- _PROBLEM REQUIREMENTS_:
Please copy each line of the records below that holds the word "bucketIndex".

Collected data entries
___

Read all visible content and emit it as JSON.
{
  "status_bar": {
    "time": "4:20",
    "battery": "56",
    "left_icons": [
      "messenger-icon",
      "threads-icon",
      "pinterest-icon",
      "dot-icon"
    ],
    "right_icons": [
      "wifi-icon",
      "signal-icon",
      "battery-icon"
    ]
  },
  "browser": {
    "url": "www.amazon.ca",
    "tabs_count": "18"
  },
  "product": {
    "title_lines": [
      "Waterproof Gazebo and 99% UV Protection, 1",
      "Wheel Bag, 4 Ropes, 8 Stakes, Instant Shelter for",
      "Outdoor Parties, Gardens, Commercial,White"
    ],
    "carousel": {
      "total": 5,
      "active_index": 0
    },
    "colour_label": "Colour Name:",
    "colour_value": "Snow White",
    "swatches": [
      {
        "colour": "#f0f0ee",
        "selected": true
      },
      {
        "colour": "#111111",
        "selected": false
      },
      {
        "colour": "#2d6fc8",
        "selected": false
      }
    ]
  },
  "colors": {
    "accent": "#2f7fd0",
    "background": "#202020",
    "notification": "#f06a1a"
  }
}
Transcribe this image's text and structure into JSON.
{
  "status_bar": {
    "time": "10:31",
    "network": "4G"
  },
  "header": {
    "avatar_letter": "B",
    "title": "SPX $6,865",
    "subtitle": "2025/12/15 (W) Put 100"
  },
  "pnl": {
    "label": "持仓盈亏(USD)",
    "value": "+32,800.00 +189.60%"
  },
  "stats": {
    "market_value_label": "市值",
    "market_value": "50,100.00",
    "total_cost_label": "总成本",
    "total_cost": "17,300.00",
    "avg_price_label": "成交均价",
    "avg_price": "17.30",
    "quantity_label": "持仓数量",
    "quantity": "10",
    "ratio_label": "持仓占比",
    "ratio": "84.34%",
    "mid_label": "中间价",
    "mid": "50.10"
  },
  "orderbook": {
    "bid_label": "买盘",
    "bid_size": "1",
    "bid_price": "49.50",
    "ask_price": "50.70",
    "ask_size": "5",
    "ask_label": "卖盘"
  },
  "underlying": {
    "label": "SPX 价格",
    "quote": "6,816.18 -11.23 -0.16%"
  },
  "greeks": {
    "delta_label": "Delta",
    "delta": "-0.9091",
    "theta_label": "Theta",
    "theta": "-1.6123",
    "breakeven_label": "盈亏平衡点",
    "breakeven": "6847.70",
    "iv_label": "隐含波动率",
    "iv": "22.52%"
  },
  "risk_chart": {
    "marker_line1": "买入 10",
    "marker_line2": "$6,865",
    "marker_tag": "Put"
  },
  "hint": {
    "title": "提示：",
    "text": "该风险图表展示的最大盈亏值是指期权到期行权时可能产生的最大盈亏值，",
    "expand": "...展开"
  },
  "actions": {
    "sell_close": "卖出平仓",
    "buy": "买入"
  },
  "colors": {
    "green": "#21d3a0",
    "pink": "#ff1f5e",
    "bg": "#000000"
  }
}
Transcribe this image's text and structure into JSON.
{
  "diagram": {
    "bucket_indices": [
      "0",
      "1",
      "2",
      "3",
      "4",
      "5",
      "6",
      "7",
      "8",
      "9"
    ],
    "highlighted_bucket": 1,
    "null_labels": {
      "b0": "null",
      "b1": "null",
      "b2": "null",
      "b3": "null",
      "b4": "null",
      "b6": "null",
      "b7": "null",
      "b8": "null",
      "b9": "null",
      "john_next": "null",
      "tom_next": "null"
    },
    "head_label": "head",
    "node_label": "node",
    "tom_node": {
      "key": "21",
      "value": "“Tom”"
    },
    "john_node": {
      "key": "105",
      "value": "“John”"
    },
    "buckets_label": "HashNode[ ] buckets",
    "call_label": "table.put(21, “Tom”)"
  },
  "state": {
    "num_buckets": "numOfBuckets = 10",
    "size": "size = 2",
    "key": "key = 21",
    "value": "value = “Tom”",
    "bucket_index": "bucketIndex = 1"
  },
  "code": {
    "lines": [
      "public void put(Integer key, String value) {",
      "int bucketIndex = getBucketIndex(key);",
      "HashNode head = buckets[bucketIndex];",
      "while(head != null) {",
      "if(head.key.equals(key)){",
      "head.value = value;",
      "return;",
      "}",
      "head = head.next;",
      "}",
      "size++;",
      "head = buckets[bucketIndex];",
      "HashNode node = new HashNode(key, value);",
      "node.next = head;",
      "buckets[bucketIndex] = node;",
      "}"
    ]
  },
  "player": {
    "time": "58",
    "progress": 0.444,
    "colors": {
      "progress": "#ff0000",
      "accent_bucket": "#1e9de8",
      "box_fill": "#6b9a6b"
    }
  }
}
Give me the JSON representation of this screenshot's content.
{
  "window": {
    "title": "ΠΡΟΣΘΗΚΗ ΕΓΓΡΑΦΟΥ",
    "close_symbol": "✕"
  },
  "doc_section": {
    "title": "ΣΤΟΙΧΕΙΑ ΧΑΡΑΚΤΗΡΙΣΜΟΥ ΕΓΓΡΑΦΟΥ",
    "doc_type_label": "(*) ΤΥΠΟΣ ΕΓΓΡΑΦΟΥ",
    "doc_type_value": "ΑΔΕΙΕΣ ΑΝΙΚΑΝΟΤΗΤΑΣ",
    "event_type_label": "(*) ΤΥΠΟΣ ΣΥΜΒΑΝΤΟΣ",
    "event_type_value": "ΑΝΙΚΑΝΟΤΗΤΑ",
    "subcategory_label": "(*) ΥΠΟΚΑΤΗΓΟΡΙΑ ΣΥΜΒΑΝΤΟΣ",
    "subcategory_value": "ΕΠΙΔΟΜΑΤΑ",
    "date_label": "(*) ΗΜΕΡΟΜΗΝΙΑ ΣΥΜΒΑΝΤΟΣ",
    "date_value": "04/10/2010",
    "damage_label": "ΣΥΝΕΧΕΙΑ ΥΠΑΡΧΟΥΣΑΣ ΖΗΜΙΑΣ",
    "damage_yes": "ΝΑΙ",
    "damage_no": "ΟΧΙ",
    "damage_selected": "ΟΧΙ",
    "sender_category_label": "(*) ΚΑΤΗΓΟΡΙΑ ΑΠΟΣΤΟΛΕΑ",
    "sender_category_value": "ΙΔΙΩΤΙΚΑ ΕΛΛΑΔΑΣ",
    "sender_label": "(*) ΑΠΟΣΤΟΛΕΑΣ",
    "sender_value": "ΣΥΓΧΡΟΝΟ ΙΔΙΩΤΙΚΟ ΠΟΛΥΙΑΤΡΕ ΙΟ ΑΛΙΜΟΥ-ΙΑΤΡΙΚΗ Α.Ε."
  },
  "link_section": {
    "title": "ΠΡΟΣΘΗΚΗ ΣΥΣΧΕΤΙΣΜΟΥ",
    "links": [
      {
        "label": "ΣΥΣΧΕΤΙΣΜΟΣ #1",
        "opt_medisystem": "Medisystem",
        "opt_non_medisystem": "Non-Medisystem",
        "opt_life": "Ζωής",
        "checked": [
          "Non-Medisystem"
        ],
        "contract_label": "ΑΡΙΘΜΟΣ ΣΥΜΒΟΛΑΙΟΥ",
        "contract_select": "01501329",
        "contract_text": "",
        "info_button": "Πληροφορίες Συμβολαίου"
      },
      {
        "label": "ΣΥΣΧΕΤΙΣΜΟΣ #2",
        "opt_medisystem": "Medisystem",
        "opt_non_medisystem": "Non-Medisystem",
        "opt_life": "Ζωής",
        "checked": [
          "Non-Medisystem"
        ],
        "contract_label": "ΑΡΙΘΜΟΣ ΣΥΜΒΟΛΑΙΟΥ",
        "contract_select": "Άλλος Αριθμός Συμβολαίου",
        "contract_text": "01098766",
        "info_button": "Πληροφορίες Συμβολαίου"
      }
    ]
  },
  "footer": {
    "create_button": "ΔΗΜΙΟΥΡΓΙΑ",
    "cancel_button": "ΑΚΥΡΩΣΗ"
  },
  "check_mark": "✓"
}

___

- _WRITTEN SOLUTION_:
    "bucket_index": "bucketIndex = 1"
      "int bucketIndex = getBucketIndex(key);",
      "HashNode head = buckets[bucketIndex];",
      "head = buckets[bucketIndex];",
      "buckets[bucketIndex] = node;",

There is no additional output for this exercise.